What are the most common mistakes that you see authors making?
Two things immediately spring to mind. The first is either describing too much (interrupting the natural flow of a novel) or not describing too much (disorientating the reader). The second is introducing too many new terms, names and phrases (especially in fantasy or science fiction) too quickly.
We’re told that the first page, paragraph, chapter, is absolutely key in making or breaking a book. Agents typically request only the first five pages of a novel; what do you think about that? If a book hasn’t grabbed you by the first five pages, do you put it down?

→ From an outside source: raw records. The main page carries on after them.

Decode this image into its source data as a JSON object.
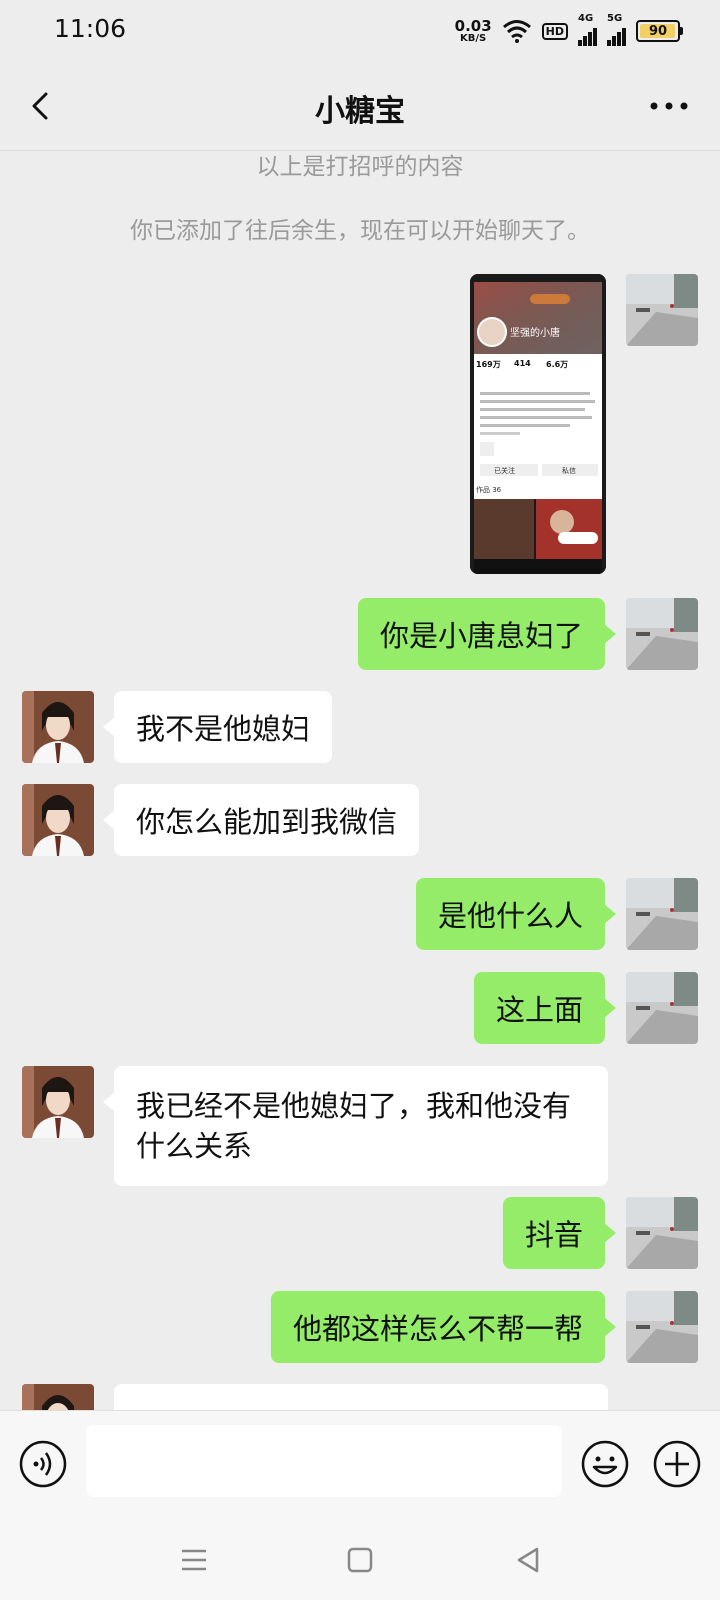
{
  "status_bar": {
    "time": "11:06",
    "net_speed_value": "0.03",
    "net_speed_unit": "KB/S",
    "hd_label": "HD",
    "signal_1_label": "4G",
    "signal_2_label": "5G",
    "battery_percent": "90"
  },
  "header": {
    "title": "小糖宝",
    "back_icon": "chevron-left-icon",
    "more_icon": "more-horizontal-icon"
  },
  "system_messages": [
    "以上是打招呼的内容",
    "你已添加了往后余生，现在可以开始聊天了。"
  ],
  "image_message": {
    "profile_name": "坚强的小唐",
    "stats": [
      "169万",
      "414",
      "6.6万"
    ],
    "button_1": "已关注",
    "button_2": "私信",
    "tab_label": "作品 36"
  },
  "messages": [
    {
      "from": "me",
      "text": "你是小唐息妇了"
    },
    {
      "from": "other",
      "text": "我不是他媳妇"
    },
    {
      "from": "other",
      "text": "你怎么能加到我微信"
    },
    {
      "from": "me",
      "text": "是他什么人"
    },
    {
      "from": "me",
      "text": "这上面"
    },
    {
      "from": "other",
      "text": "我已经不是他媳妇了，我和他没有什么关系"
    },
    {
      "from": "me",
      "text": "抖音"
    },
    {
      "from": "me",
      "text": "他都这样怎么不帮一帮"
    }
  ],
  "input_bar": {
    "voice_icon": "voice-icon",
    "emoji_icon": "emoji-icon",
    "plus_icon": "plus-circle-icon",
    "text_value": ""
  },
  "nav_bar": {
    "menu_icon": "menu-icon",
    "home_icon": "home-square-icon",
    "back_icon": "back-triangle-icon"
  },
  "colors": {
    "outgoing_bubble": "#95ec69",
    "incoming_bubble": "#ffffff",
    "background": "#ededed"
  }
}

The first five pages is a little extreme (for me, personally, as a reviewer). If the book has a good hook – a good first chapter, I would say – I’m more likely to rate it higher because it controls my initial opinion. Take the opening chapter to City of Bones and Nevernight (two of my favourite opening chapters). These books are both 5 starbooks, for me. I can’t remember other books with openings which I didn’t like, which I suppose is the point – a good opening will make it
Is there anything you will not review?
Anything except erotica, pretty much.
What do you think of the oft-quoted comment that the “slush-pile has moved online”?
To some extent I agree. A novel physically published doesn’t necessarily mean it is automatically better than those published online (there are many examples I can think of but won’t name) but with self-publishing becoming more accessible, it means anyone can publish – even people who aren’t necessarily producing writing to the best of their ability or putting in the effort to edit. That being said, without bad writing we wouldn’t appreciate good writing so much!
Do you think attitudes are changing with respect to indie or self-published titles?
I think opinions are to some extent. Indie and self-published novels are still reviewed differently for the vast majority of people – I like to take the form of publishing into account, because applying the same expectations of a mainstream novel to a self-published novel wouldn’t be fair. Large publishing companies can afford better editors, better cover designers and better marketing – therefore I’m less willing to ignore mistakes, especially in the writing (grammar, spelling and typing mistakes, for example).
Do you have any ideas or comments on how the industry can ‘filter’ good from bad, aside from reviews?
I guess the most important thing is for an author to never settle for second best, and then to learn from their reviews – always trying to improve and get better. I believe that, with practice, anyone can produce something good – even if it needs editing and developing and second (and third, fourth and fifth) opinions.
End of Interview:
To read Lottie’s reviews, visit Novellique.